“We are looking at expanding to more African countries. We have Kenya, South Africa and Ghana on the radar,” he said.
He said the Nigerian online cake retail market is “highly competitive”, with pricing and quality of service driving demand.
He added that his startup is “deeply involved” in vetting vendors who sell on its marketplace.
“Vendors send us a sample of their cakes before they signup. If the pictures look great and product tastes awesome, we proceed to discuss the terms of the contract. We then proceed to monitor customer feedback over time to determine retention,” he explains.
The new Nigerian states that the startup now covers include: Abia, Adamawa, Anambra, Bauchi, Bayelsa, Benue, Cross-river, Delta, Edo, Ekiti, Enugu, Imo, Jos, Katsina, Kwara, Nasarawa, Niger, Rivers and Taraba.
“This expansion is fostered by our passion to fulfil the unique requests of every customer and keep them satisfied by our products and services regardless of locations or time constraints,” he says.
The biggest challenge the startup has faced were logistical and around delivery. Olatunde says he found a work around that by paying part-time workers to deliver products.
This has led to the startup launching WaraChow, a food delivery service operating in Lagos. “Focusing on cakes alone was really limited, there is a huge demand for food delivery services at really affordable prices,” he points out.
In 2016, the startup participated in the Tony Elumenu Entrepreneurship Programme.
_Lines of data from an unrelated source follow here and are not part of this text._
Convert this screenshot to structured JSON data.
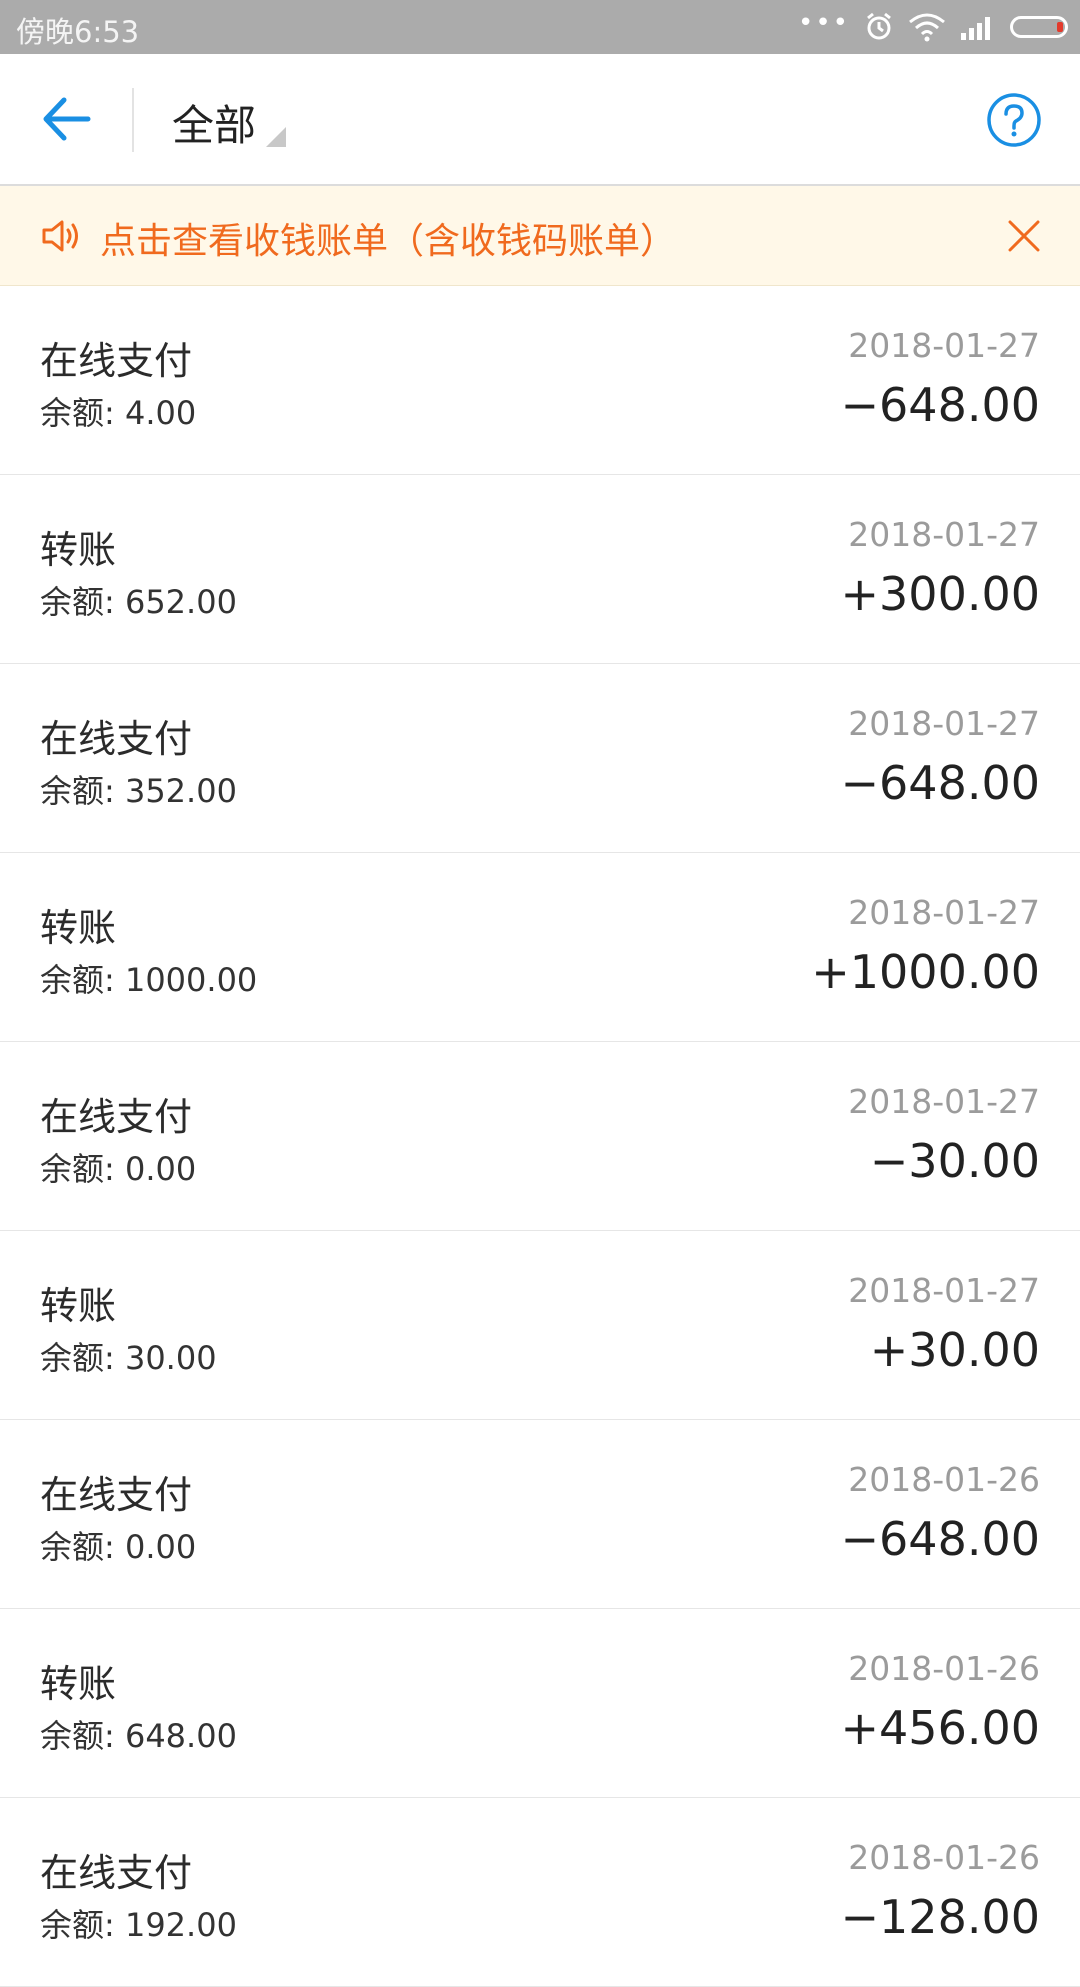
{
  "status_bar": {
    "time": "傍晚6:53",
    "icons": [
      "more-dots-icon",
      "alarm-icon",
      "wifi-icon",
      "signal-icon",
      "battery-icon"
    ]
  },
  "nav": {
    "filter_label": "全部",
    "back_icon": "arrow-left-icon",
    "help_icon": "help-circle-icon",
    "accent_color": "#1a8fe3"
  },
  "notice": {
    "text": "点击查看收钱账单（含收钱码账单）",
    "color": "#f06a1e",
    "background": "#fff8e8"
  },
  "transactions": [
    {
      "title": "在线支付",
      "balance": "余额: 4.00",
      "date": "2018-01-27",
      "amount": "−648.00"
    },
    {
      "title": "转账",
      "balance": "余额: 652.00",
      "date": "2018-01-27",
      "amount": "+300.00"
    },
    {
      "title": "在线支付",
      "balance": "余额: 352.00",
      "date": "2018-01-27",
      "amount": "−648.00"
    },
    {
      "title": "转账",
      "balance": "余额: 1000.00",
      "date": "2018-01-27",
      "amount": "+1000.00"
    },
    {
      "title": "在线支付",
      "balance": "余额: 0.00",
      "date": "2018-01-27",
      "amount": "−30.00"
    },
    {
      "title": "转账",
      "balance": "余额: 30.00",
      "date": "2018-01-27",
      "amount": "+30.00"
    },
    {
      "title": "在线支付",
      "balance": "余额: 0.00",
      "date": "2018-01-26",
      "amount": "−648.00"
    },
    {
      "title": "转账",
      "balance": "余额: 648.00",
      "date": "2018-01-26",
      "amount": "+456.00"
    },
    {
      "title": "在线支付",
      "balance": "余额: 192.00",
      "date": "2018-01-26",
      "amount": "−128.00"
    }
  ]
}
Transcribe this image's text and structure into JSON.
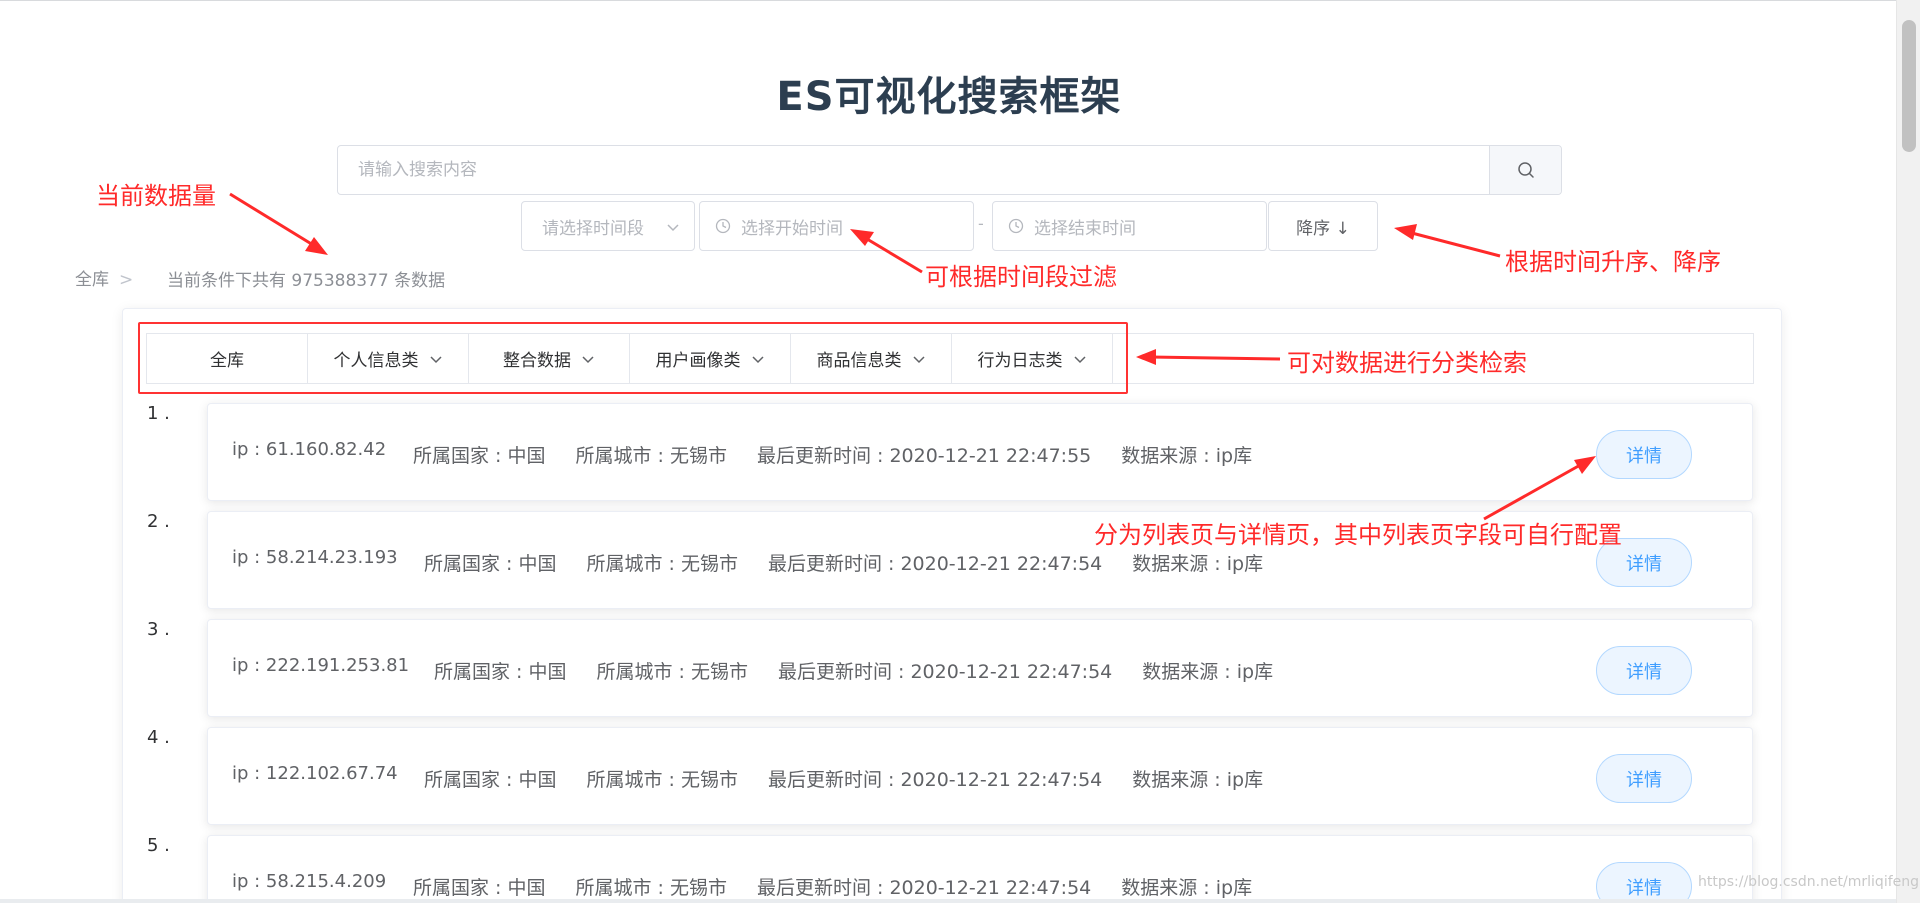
{
  "title": "ES可视化搜索框架",
  "search": {
    "placeholder": "请输入搜索内容"
  },
  "filters": {
    "period_placeholder": "请选择时间段",
    "start_placeholder": "选择开始时间",
    "range_separator": "-",
    "end_placeholder": "选择结束时间",
    "sort_label": "降序 ↓"
  },
  "breadcrumb": {
    "root": "全库",
    "separator": ">"
  },
  "count_text": "当前条件下共有 975388377 条数据",
  "categories": [
    {
      "label": "全库",
      "has_dropdown": false
    },
    {
      "label": "个人信息类",
      "has_dropdown": true
    },
    {
      "label": "整合数据",
      "has_dropdown": true
    },
    {
      "label": "用户画像类",
      "has_dropdown": true
    },
    {
      "label": "商品信息类",
      "has_dropdown": true
    },
    {
      "label": "行为日志类",
      "has_dropdown": true
    }
  ],
  "results": [
    {
      "index": "1 .",
      "ip": "ip : 61.160.82.42",
      "country": "所属国家 : 中国",
      "city": "所属城市 : 无锡市",
      "updated": "最后更新时间 : 2020-12-21 22:47:55",
      "source": "数据来源 : ip库",
      "detail_label": "详情"
    },
    {
      "index": "2 .",
      "ip": "ip : 58.214.23.193",
      "country": "所属国家 : 中国",
      "city": "所属城市 : 无锡市",
      "updated": "最后更新时间 : 2020-12-21 22:47:54",
      "source": "数据来源 : ip库",
      "detail_label": "详情"
    },
    {
      "index": "3 .",
      "ip": "ip : 222.191.253.81",
      "country": "所属国家 : 中国",
      "city": "所属城市 : 无锡市",
      "updated": "最后更新时间 : 2020-12-21 22:47:54",
      "source": "数据来源 : ip库",
      "detail_label": "详情"
    },
    {
      "index": "4 .",
      "ip": "ip : 122.102.67.74",
      "country": "所属国家 : 中国",
      "city": "所属城市 : 无锡市",
      "updated": "最后更新时间 : 2020-12-21 22:47:54",
      "source": "数据来源 : ip库",
      "detail_label": "详情"
    },
    {
      "index": "5 .",
      "ip": "ip : 58.215.4.209",
      "country": "所属国家 : 中国",
      "city": "所属城市 : 无锡市",
      "updated": "最后更新时间 : 2020-12-21 22:47:54",
      "source": "数据来源 : ip库",
      "detail_label": "详情"
    }
  ],
  "annotations": {
    "data_count": "当前数据量",
    "time_filter": "可根据时间段过滤",
    "time_sort": "根据时间升序、降序",
    "category_search": "可对数据进行分类检索",
    "list_detail": "分为列表页与详情页，其中列表页字段可自行配置"
  },
  "watermark": "https://blog.csdn.net/mrliqifeng",
  "colors": {
    "accent": "#409eff",
    "annotation": "#ff2a2a",
    "title": "#2c3e50"
  }
}
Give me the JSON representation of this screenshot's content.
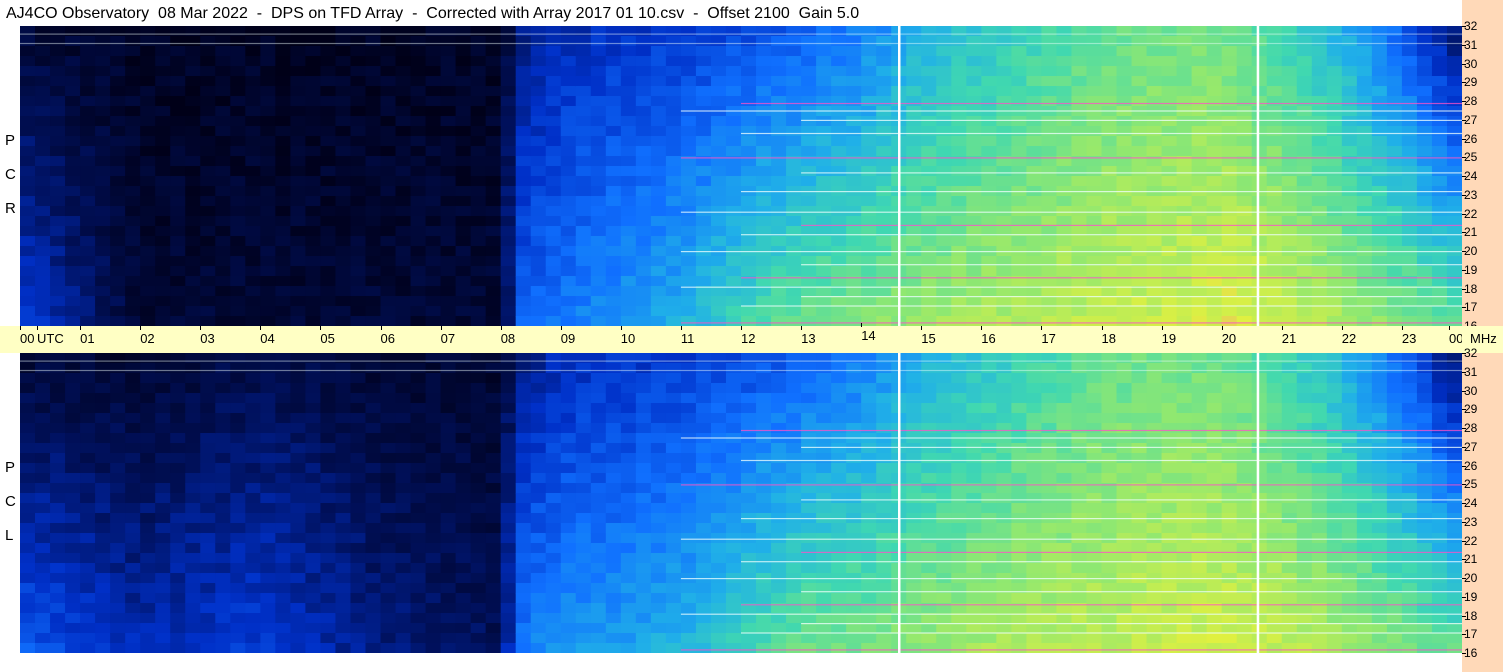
{
  "title": "AJ4CO Observatory  08 Mar 2022  -  DPS on TFD Array  -  Corrected with Array 2017 01 10.csv  -  Offset 2100  Gain 5.0",
  "colors": {
    "background": "#ffffff",
    "freq_axis_bg": "#ffd9b8",
    "time_axis_bg": "#ffffc4",
    "colormap": [
      "#000018",
      "#00105a",
      "#0030c8",
      "#1070ff",
      "#20b0e8",
      "#40d8b0",
      "#90e870",
      "#e0f040",
      "#ff40c0",
      "#ffffff"
    ]
  },
  "x_unit_label": "UTC",
  "y_unit_label": "MHz",
  "polarizations": {
    "top": [
      "P",
      "C",
      "R"
    ],
    "bottom": [
      "P",
      "C",
      "L"
    ]
  },
  "chart_data": [
    {
      "type": "heatmap",
      "panel": "RCP",
      "xlabel": "UTC",
      "ylabel": "MHz",
      "xlim": [
        0,
        24
      ],
      "ylim": [
        16,
        32
      ],
      "x_ticks": [
        "00",
        "01",
        "02",
        "03",
        "04",
        "05",
        "06",
        "07",
        "08",
        "09",
        "10",
        "11",
        "12",
        "13",
        "14",
        "15",
        "16",
        "17",
        "18",
        "19",
        "20",
        "21",
        "22",
        "23",
        "00"
      ],
      "y_ticks": [
        "32",
        "31",
        "30",
        "29",
        "28",
        "27",
        "26",
        "25",
        "24",
        "23",
        "22",
        "21",
        "20",
        "19",
        "18",
        "17",
        "16"
      ],
      "hours": [
        0,
        2,
        4,
        6,
        8,
        8.3,
        9,
        10,
        11,
        12,
        13,
        14,
        15,
        16,
        17,
        18,
        19,
        20,
        21,
        22,
        23,
        24
      ],
      "intensity_low_freq": [
        0.25,
        0.05,
        0.05,
        0.05,
        0.05,
        0.3,
        0.35,
        0.4,
        0.45,
        0.55,
        0.62,
        0.65,
        0.68,
        0.7,
        0.72,
        0.74,
        0.75,
        0.78,
        0.75,
        0.7,
        0.65,
        0.6
      ],
      "intensity_high_freq": [
        0.05,
        0.02,
        0.02,
        0.02,
        0.02,
        0.15,
        0.2,
        0.22,
        0.24,
        0.26,
        0.3,
        0.35,
        0.45,
        0.5,
        0.55,
        0.6,
        0.62,
        0.62,
        0.55,
        0.45,
        0.3,
        0.1
      ],
      "interference_lines_mhz": [
        16.2,
        17.1,
        17.6,
        18.1,
        18.6,
        19.3,
        20.0,
        20.9,
        21.4,
        22.1,
        23.2,
        24.2,
        25.0,
        26.3,
        27.0,
        27.5,
        27.9,
        31.1,
        31.6
      ],
      "vertical_lines_utc": [
        14.63,
        20.6
      ]
    },
    {
      "type": "heatmap",
      "panel": "LCP",
      "xlabel": "UTC",
      "ylabel": "MHz",
      "xlim": [
        0,
        24
      ],
      "ylim": [
        16,
        32
      ],
      "x_ticks": [
        "00",
        "01",
        "02",
        "03",
        "04",
        "05",
        "06",
        "07",
        "08",
        "09",
        "10",
        "11",
        "12",
        "13",
        "14",
        "15",
        "16",
        "17",
        "18",
        "19",
        "20",
        "21",
        "22",
        "23",
        "00"
      ],
      "y_ticks": [
        "32",
        "31",
        "30",
        "29",
        "28",
        "27",
        "26",
        "25",
        "24",
        "23",
        "22",
        "21",
        "20",
        "19",
        "18",
        "17",
        "16"
      ],
      "hours": [
        0,
        2,
        4,
        6,
        8,
        8.3,
        9,
        10,
        11,
        12,
        13,
        14,
        15,
        16,
        17,
        18,
        19,
        20,
        21,
        22,
        23,
        24
      ],
      "intensity_low_freq": [
        0.3,
        0.2,
        0.25,
        0.15,
        0.1,
        0.35,
        0.4,
        0.42,
        0.46,
        0.55,
        0.62,
        0.64,
        0.67,
        0.7,
        0.72,
        0.73,
        0.75,
        0.76,
        0.74,
        0.7,
        0.65,
        0.6
      ],
      "intensity_high_freq": [
        0.05,
        0.04,
        0.08,
        0.05,
        0.04,
        0.15,
        0.2,
        0.22,
        0.24,
        0.26,
        0.3,
        0.35,
        0.45,
        0.5,
        0.55,
        0.6,
        0.62,
        0.62,
        0.55,
        0.45,
        0.3,
        0.1
      ],
      "interference_lines_mhz": [
        16.2,
        17.1,
        17.6,
        18.1,
        18.6,
        19.3,
        20.0,
        20.9,
        21.4,
        22.1,
        23.2,
        24.2,
        25.0,
        26.3,
        27.0,
        27.5,
        27.9,
        31.1,
        31.6
      ],
      "vertical_lines_utc": [
        14.63,
        20.6
      ]
    }
  ]
}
Olatunde believes this was a game changer for the company, he says the seed capital the startup received there, as well as participation in the programme’s bootcamp helped reshape WaraCake’s operations
Olatunde says he got two big take aways from the programme, the first being that networking is “really vital” to building a global business.
The second? “You can achieve a lot with minimal capital,” he says.
Featured image: WaraCake CEO Ayilara Olatunde (Supplied)